Wee medal, a t-shirt, and my empire biscuit, a happy Marko. Chatting away to people and Duncan comes up and asks if I had finished third. What? I had not even contemplated it. Now I start to wonder. Stevie tells me he was second and Paul had won. No one knows who was third. Surely not? I find the elusive hiding timing van and put my number in. It seems to take an eternity to print out but it’s probbaly about a second. I can’t read it as my specs are in the car about two miles away… (this is what being an M50 does to you), but screw my eyes up like a mole on holiday in Benidorm and make out the number 3 under category position. The daft baldy man exclaims YYYYAAASSSSSS as people look at him strangely, but again, that might just be the yellow shorts. I’ve somehow managed to get on a national 10k podium and yep, I am hyper. I have been lucky a few times now but it doesn’t get any less thrilling because I simply do not expect to get there. I am not a Stevie Allen. By that I mean I do not enter these events expecting to challenge for the medals. That’s not my background, that’s not where I come from, and back to the start and that imposter syndrome. But hey I enjoyed my moment. I loved being on an actual podium, pictures were taken, I was told to stop looking like a teapot and you know I will treasure that. The podium that is, not the telling off.
It is noticed by the announcer that it is the same three people that were on the podium at the Scottish 5k and to be honest I am gobsmacked that any of these people even noticed who I was. That was a “what?” moment. I am glad I made the choice I did as this National 10k bronze means more to me than going down to Derby and going for that Steeplechase medal again because it’s something I didn’t think I would and could ever be capable of. There was a twitter post put up by Scottish Athletics which although strengthens my imposter syndrome I will treasure and I have shown it below.

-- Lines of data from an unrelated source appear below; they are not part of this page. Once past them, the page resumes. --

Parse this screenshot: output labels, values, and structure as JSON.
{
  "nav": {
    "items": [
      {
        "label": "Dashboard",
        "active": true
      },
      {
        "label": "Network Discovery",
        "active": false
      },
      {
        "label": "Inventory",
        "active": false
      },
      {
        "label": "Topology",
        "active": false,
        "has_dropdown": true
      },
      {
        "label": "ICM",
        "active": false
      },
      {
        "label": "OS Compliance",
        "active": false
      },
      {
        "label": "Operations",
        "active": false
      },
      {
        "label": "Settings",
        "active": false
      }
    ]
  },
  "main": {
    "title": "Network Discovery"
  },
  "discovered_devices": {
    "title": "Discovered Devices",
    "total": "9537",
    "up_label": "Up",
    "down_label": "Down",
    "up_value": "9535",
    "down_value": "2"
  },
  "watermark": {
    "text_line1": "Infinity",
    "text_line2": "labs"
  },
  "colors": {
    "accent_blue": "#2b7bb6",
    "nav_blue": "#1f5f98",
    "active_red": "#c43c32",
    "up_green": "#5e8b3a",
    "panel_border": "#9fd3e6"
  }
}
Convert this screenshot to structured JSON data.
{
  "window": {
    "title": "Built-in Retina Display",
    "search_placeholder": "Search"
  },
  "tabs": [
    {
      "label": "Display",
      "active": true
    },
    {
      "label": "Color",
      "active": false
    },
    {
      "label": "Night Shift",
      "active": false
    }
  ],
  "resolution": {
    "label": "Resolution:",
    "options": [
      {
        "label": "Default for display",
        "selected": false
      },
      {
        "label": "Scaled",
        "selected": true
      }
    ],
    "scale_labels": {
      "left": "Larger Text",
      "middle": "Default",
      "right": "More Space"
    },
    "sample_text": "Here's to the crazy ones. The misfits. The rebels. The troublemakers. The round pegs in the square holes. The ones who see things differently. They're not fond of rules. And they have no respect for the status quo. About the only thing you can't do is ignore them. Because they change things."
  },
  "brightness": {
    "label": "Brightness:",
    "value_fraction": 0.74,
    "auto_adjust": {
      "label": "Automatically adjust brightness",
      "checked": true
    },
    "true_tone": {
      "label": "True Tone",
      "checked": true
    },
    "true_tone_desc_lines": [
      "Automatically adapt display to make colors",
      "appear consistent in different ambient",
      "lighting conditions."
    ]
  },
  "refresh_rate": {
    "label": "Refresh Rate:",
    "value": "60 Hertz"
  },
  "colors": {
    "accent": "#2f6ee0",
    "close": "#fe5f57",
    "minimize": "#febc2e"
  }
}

Yep, I shouldn’t have managed this but I did. So many people have been happy for me and thanks to all of them but it’s up to me to block out the other voices, the ones I tell myself are all around me, telling me what I keep telling myself. If you have got this far thanks for putting up with my ramblings. Thanks as always to Bobby Gavin for his superb photos, also to Kenny Phillips and the Roon the Toon team and anyone else who I pinched them from that I may have forgot. Thanks to the Roon the Toon team for another superb event, and aye the biscuit was utterly braw. The Cure song ended up being an easy one as I wrote, from their 1981 Faith album, and here for your delectation as well as being on the playlist.